··· RECORDS FOR THIS EXERCISE ···
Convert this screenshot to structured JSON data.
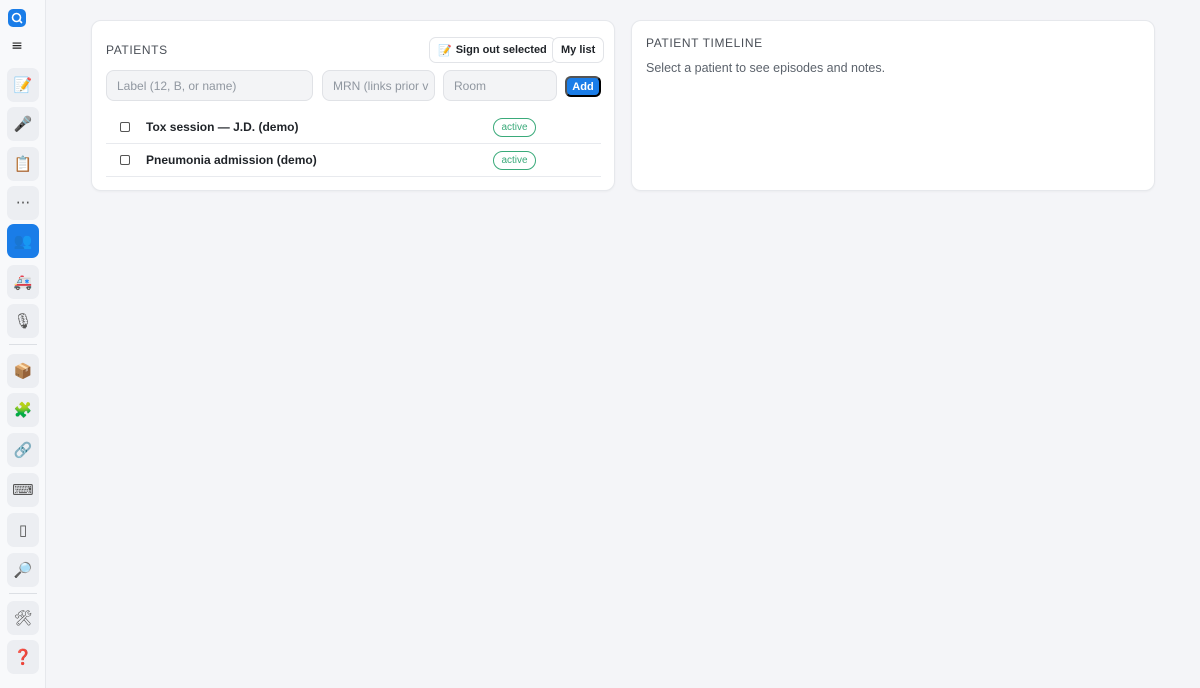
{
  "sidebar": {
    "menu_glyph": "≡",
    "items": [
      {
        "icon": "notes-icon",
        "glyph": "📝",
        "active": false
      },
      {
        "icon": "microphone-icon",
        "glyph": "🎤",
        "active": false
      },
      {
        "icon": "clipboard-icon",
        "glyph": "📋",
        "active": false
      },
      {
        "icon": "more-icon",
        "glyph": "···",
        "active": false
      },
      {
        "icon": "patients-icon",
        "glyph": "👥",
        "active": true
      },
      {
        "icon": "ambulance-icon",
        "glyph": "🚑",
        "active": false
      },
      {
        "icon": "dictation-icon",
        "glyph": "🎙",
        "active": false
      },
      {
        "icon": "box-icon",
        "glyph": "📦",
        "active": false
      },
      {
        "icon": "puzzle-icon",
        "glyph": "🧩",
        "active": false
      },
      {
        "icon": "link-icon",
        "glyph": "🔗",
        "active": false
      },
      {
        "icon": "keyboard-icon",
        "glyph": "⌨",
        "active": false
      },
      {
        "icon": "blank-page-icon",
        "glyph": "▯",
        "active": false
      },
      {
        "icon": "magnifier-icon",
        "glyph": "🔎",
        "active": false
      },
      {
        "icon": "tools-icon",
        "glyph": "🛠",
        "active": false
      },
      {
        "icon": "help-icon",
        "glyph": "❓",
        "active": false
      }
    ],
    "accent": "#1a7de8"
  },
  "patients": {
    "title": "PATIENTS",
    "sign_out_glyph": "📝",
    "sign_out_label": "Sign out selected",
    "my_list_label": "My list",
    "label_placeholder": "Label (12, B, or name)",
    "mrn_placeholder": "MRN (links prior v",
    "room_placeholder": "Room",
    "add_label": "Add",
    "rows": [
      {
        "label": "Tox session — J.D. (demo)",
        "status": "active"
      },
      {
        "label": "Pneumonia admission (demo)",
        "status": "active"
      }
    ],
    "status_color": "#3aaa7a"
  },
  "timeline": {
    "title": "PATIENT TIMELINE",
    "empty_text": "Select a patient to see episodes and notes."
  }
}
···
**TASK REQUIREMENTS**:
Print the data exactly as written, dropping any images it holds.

**RESPONSE AREA**:
Convert this screenshot to structured JSON data.
{
  "sidebar": {
    "menu_glyph": "≡",
    "items": [
      {
        "icon": "notes-icon",
        "glyph": "📝",
        "active": false
      },
      {
        "icon": "microphone-icon",
        "glyph": "🎤",
        "active": false
      },
      {
        "icon": "clipboard-icon",
        "glyph": "📋",
        "active": false
      },
      {
        "icon": "more-icon",
        "glyph": "···",
        "active": false
      },
      {
        "icon": "patients-icon",
        "glyph": "👥",
        "active": true
      },
      {
        "icon": "ambulance-icon",
        "glyph": "🚑",
        "active": false
      },
      {
        "icon": "dictation-icon",
        "glyph": "🎙",
        "active": false
      },
      {
        "icon": "box-icon",
        "glyph": "📦",
        "active": false
      },
      {
        "icon": "puzzle-icon",
        "glyph": "🧩",
        "active": false
      },
      {
        "icon": "link-icon",
        "glyph": "🔗",
        "active": false
      },
      {
        "icon": "keyboard-icon",
        "glyph": "⌨",
        "active": false
      },
      {
        "icon": "blank-page-icon",
        "glyph": "▯",
        "active": false
      },
      {
        "icon": "magnifier-icon",
        "glyph": "🔎",
        "active": false
      },
      {
        "icon": "tools-icon",
        "glyph": "🛠",
        "active": false
      },
      {
        "icon": "help-icon",
        "glyph": "❓",
        "active": false
      }
    ],
    "accent": "#1a7de8"
  },
  "patients": {
    "title": "PATIENTS",
    "sign_out_glyph": "📝",
    "sign_out_label": "Sign out selected",
    "my_list_label": "My list",
    "label_placeholder": "Label (12, B, or name)",
    "mrn_placeholder": "MRN (links prior v",
    "room_placeholder": "Room",
    "add_label": "Add",
    "rows": [
      {
        "label": "Tox session — J.D. (demo)",
        "status": "active"
      },
      {
        "label": "Pneumonia admission (demo)",
        "status": "active"
      }
    ],
    "status_color": "#3aaa7a"
  },
  "timeline": {
    "title": "PATIENT TIMELINE",
    "empty_text": "Select a patient to see episodes and notes."
  }
}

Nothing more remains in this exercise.